Other bispecific anti-infective programs have stumbled earlier in development. Cidara Therapeutics was developing a bispecific antibody, CD201, that used one specificity to bind to a target on bacteria and another to recruit the immune system to attack the pathogen. In 2017, Cidara received a $6.9 million grant from CARB-X to put CD201 through phase 1 trials. However, data from preclinical animal infection models persuaded Cidara to switch its attention to an antibody–drug conjugate (ADC) based on the same platform as CD201.
“In addition to killing bacteria directly, our ADC bispecifics mediate bacterial killing via engagement of the innate immune system. By adding a second killing mechanism, our ADC bispecifics further reduce the potential for resistance development,” said Les Tari, VP of discovery research at Cidara.
Crossing the blood–brain barrier
The anti-infective and autoimmune applications of bispecifics are among the more mature uses of the modality outside of oncology. However, while these drugs could establish bispecifics outside of cancer, the preclinical prospects of targeting diseases of the central nervous system may deliver the biggest wins for patients and drug developers.
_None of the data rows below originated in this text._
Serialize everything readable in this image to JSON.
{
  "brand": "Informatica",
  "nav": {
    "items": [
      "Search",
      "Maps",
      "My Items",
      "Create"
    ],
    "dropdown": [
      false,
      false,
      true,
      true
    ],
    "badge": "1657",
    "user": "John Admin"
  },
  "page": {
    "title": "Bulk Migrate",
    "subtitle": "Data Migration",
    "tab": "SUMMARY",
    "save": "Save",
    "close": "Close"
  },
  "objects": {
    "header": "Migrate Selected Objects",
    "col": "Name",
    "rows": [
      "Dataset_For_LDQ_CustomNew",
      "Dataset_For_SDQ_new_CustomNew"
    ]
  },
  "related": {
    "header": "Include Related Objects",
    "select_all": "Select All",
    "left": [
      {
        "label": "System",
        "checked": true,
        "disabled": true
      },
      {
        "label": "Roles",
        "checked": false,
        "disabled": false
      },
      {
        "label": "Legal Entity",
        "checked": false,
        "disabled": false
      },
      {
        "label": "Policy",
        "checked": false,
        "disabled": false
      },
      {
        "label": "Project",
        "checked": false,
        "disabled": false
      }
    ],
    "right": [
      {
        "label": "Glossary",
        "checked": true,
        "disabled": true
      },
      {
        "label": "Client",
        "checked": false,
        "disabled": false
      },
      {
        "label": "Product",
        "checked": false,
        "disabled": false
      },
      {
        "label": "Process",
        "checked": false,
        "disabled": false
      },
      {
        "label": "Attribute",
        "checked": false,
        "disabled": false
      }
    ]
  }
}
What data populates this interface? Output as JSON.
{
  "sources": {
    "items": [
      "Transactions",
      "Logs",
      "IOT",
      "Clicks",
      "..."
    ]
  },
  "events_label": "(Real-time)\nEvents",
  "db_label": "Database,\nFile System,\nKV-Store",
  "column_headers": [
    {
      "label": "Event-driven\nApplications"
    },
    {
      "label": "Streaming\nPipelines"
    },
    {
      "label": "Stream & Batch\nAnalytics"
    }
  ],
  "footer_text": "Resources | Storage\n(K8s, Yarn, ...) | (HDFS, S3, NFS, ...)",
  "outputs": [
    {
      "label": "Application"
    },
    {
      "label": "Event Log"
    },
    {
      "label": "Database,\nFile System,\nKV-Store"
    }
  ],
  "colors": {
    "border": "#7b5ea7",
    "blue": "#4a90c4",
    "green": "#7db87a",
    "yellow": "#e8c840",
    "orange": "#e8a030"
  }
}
Bispecifics that target conditions such as Alzheimer disease are yet to progress into human testing but, despite that, the field has already seen its first major deal. In May this year, Denali Therapeutics paid $24 million upfront and committed up to $447 million in milestones to acquire F-star Gamma, an asset-centric vehicle founded in 2016 to develop bispecifics that cross the blood–brain barrier.
Denali is a neurodegenerative disease biotech founded by ex-Genentech employees that has raised almost $350 million in venture funding. In 2016, the biotech approached F-star about the use of the latter company’s bispecific platform to cross the blood– brain barrier, which stops unwanted substances—including antibodies—from accessing the brain. The idea is to have one specificity bind to the transferrin receptor, which shuttles materials across the barrier. Once the transferrin receptor transports the bispecific across the barrier, the other arm can interact with targets in the brain. Denali is developing one bispecific in Parkinson disease and two in Alzheimer disease.
Groups at companies including AstraZeneca’s MedImmune and Biogen have also researched the idea of using the bispecific format to cross the blood brain–barrier. However, F-star thinks its platform is particularly well-suited to the task.
“A lot of what has conventionally been deployed are what is called the heterodimer half antibodies, where you have one specificity on one half of the antibody and then you have the second specificity on the other half of the antibody,” F-star’s Haurum said. “If you use that format, it would be a half antibody that you had in the brain.”
Denali wanted to get a full antibody into the brain and therefore approached F-star, which has a platform that makes bispecifics with independent specificities. Using F-star’s platform, the specificity targeting the transferrin receptor should not affect the performance of the specificity targeting the receptor in the brain, and vice versa.
Other companies tout the potential of different approaches. In 2017, Lundbeck teamed up with Ossianix to develop multiple candidates. Ossianix’s technology attaches a shark variable new antigen receptor (VNAR) antibody to a therapeutic antibody. The VNAR antibody targets transporters in brain capillaries to transfer the therapeutic antibody across the blood–brain barrier.
Overall, given the biological complexity of the remaining unmet medical needs and rising rates of comorbidities in aging populations, bispecifics look well-suited to today’s therapeutic challenges. After a slow start, interest in bispecifics outside of cancer could be about to take off.